Interface dataset entries:
===
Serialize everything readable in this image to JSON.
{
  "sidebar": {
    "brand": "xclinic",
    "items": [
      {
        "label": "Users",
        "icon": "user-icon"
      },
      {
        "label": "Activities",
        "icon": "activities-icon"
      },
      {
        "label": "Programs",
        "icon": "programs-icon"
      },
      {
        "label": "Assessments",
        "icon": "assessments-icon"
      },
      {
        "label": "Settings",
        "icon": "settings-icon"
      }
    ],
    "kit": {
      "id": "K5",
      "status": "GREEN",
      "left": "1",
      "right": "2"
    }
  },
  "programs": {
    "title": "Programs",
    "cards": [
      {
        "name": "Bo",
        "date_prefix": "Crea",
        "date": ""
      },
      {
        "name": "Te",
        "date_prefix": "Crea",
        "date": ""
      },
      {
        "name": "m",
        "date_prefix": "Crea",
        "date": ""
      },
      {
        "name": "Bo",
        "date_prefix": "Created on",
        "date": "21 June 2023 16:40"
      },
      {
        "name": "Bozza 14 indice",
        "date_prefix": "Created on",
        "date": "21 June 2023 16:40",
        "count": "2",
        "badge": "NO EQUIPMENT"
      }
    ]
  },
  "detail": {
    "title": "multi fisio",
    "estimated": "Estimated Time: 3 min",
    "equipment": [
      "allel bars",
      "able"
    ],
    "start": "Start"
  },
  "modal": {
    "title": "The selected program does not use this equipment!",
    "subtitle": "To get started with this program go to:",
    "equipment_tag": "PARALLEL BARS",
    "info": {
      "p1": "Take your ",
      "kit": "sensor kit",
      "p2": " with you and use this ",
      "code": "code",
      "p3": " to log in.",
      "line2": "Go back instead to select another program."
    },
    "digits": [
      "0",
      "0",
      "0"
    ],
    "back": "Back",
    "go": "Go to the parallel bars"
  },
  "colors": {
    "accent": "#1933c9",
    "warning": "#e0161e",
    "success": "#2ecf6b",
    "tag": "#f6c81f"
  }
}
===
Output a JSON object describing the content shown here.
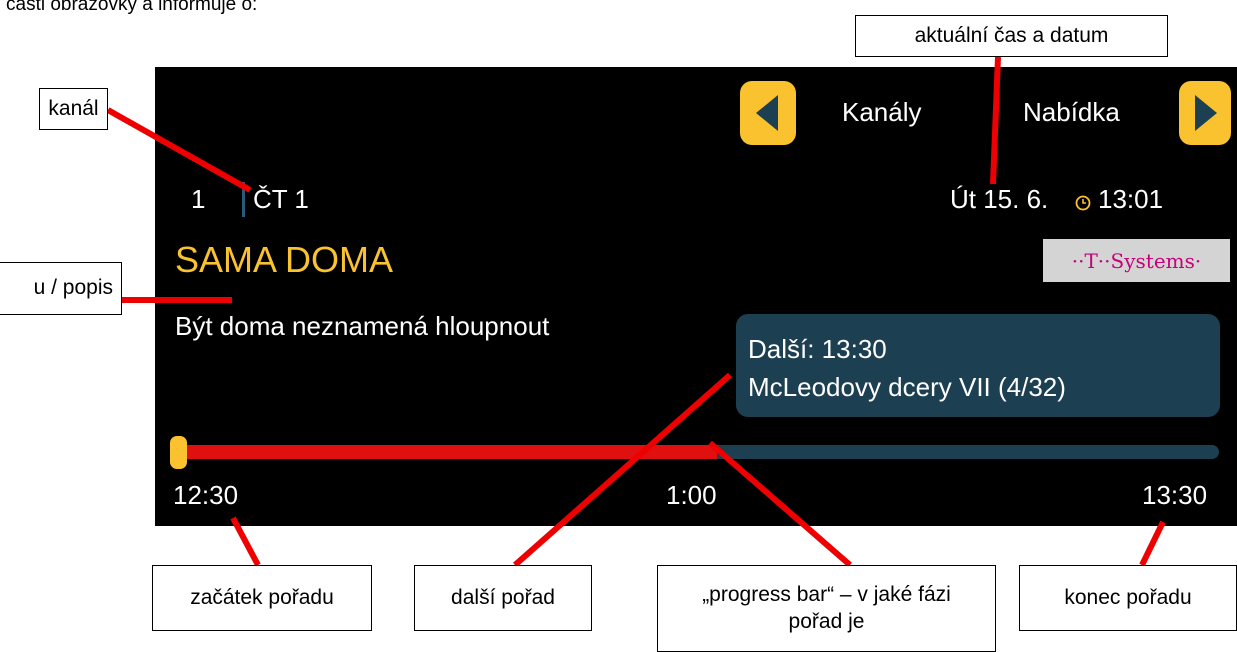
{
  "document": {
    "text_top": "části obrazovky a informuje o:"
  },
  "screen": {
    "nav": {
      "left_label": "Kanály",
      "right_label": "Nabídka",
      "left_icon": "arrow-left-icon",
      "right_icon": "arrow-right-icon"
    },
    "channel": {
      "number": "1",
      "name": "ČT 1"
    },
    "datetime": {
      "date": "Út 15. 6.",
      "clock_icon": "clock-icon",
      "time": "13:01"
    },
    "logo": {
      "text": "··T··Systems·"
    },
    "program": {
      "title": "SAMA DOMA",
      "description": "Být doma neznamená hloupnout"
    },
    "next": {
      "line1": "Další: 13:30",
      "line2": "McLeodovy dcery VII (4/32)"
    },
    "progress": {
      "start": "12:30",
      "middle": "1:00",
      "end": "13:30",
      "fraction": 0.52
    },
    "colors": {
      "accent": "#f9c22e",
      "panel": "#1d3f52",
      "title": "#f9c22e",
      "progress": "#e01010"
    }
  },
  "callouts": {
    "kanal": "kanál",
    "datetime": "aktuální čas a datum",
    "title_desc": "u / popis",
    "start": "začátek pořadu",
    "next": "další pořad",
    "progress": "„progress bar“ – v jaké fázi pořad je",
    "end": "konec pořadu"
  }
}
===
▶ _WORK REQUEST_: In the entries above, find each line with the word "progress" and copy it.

▶ _RESULT OF THIS EXERCISE_:
    "progress": {
      "progress": "#e01010"
    "progress": "„progress bar“ – v jaké fázi pořad je",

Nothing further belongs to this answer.